## SUPPLIED DATA

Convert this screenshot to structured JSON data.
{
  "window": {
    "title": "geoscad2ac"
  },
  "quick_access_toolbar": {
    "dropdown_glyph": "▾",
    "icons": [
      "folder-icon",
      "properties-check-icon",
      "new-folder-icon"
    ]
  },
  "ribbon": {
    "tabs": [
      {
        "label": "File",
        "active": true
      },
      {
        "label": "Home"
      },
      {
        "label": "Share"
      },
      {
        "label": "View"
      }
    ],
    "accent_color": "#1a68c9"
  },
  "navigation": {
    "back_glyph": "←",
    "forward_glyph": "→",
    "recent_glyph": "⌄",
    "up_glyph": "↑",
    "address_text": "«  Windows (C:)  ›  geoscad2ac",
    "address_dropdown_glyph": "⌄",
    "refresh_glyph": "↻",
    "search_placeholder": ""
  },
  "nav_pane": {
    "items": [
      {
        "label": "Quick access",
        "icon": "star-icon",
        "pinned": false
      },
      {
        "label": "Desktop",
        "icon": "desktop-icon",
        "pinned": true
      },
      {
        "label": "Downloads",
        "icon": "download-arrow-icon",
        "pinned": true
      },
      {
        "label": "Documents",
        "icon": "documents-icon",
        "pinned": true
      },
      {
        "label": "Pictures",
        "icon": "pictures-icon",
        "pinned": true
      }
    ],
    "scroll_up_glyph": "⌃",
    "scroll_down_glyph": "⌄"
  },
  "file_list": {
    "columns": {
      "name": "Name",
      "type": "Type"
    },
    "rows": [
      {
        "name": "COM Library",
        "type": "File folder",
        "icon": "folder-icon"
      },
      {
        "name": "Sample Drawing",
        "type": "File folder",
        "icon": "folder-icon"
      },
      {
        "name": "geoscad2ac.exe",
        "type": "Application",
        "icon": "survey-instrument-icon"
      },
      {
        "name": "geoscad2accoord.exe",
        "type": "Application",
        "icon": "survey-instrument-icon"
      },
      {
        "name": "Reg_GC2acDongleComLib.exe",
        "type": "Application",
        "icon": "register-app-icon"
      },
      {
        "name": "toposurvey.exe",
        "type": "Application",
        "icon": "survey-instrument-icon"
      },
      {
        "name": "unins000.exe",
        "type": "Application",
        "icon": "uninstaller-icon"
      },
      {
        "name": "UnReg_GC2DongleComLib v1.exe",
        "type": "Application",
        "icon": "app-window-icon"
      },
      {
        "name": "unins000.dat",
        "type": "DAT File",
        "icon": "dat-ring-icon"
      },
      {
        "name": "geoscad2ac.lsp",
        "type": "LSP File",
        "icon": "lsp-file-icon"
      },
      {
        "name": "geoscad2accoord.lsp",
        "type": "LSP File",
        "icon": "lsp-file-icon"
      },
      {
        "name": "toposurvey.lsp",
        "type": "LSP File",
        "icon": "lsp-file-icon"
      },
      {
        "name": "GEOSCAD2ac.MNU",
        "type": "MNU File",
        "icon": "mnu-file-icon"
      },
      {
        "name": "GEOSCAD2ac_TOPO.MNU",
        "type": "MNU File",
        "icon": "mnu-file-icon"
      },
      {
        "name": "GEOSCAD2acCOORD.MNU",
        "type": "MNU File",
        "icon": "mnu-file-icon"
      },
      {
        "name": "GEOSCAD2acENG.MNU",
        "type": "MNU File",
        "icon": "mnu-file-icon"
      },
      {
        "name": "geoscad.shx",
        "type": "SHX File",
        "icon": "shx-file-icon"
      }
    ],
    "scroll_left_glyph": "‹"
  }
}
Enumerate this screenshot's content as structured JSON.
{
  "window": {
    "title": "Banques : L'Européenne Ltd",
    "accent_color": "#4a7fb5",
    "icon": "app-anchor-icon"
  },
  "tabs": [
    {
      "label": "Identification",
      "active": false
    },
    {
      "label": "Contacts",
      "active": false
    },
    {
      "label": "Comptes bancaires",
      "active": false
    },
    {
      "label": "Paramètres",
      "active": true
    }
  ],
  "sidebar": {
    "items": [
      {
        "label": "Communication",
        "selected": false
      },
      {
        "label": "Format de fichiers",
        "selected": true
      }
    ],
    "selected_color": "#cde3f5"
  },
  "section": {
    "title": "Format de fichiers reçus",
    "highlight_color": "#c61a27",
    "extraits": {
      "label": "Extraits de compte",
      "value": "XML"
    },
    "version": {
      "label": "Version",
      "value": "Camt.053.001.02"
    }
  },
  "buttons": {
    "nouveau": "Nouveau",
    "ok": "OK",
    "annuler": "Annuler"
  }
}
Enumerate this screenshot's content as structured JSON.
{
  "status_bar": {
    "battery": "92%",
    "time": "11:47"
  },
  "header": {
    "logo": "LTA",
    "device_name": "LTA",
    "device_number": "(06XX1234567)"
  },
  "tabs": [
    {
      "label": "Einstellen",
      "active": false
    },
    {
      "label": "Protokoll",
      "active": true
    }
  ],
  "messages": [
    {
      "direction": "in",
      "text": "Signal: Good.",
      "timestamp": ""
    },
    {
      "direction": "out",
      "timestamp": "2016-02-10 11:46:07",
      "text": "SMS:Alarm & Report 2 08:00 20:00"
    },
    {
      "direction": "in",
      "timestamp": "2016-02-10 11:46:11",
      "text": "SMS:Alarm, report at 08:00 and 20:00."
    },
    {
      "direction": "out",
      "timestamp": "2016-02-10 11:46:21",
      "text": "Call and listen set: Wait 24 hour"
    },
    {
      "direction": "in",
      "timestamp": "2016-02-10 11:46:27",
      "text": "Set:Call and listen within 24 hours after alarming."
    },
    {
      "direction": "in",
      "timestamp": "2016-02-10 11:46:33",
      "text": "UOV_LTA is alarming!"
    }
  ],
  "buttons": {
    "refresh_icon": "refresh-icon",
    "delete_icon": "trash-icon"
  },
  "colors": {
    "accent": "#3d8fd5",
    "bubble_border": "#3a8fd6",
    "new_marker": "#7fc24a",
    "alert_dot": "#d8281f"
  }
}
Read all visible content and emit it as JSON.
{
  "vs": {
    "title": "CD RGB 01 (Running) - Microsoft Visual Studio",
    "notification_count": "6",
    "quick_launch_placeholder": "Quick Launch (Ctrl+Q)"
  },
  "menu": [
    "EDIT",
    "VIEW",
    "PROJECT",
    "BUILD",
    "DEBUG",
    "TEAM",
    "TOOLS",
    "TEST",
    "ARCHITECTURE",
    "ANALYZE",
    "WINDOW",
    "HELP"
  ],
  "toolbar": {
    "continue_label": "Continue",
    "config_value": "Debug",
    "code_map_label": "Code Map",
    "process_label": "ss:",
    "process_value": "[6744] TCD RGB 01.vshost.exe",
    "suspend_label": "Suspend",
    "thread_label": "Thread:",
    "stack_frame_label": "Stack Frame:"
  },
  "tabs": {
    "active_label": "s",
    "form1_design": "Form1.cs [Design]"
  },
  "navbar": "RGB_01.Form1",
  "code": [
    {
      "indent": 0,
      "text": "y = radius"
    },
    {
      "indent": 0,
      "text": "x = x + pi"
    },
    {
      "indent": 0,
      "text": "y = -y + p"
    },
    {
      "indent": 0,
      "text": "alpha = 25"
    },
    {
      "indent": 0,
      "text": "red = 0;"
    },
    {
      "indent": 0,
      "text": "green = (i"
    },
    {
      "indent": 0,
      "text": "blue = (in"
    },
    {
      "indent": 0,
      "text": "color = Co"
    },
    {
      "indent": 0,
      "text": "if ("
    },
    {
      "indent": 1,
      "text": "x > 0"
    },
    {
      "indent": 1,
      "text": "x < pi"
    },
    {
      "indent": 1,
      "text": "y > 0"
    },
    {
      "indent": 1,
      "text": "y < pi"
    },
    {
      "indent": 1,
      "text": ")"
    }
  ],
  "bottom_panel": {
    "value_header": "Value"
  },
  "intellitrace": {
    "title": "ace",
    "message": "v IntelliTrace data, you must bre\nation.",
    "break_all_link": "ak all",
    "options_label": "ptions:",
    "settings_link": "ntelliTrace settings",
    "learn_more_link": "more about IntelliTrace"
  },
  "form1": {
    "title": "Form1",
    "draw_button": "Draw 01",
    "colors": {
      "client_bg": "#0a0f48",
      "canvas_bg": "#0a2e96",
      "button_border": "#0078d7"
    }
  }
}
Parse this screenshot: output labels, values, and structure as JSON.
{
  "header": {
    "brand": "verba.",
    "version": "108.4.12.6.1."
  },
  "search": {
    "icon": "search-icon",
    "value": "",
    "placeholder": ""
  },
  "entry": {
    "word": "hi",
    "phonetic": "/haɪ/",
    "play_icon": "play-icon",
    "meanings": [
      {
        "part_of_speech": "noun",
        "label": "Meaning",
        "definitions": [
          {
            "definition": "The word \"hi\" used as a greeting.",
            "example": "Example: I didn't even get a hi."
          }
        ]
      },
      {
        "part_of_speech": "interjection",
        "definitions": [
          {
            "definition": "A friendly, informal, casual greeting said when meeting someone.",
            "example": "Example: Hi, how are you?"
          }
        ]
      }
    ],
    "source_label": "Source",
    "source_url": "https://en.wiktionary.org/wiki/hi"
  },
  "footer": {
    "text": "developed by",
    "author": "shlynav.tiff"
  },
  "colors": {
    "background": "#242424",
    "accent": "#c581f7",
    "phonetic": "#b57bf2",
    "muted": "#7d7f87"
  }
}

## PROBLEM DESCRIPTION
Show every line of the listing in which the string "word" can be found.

## RESPONSE
    "word": "hi",
            "definition": "The word \"hi\" used as a greeting.",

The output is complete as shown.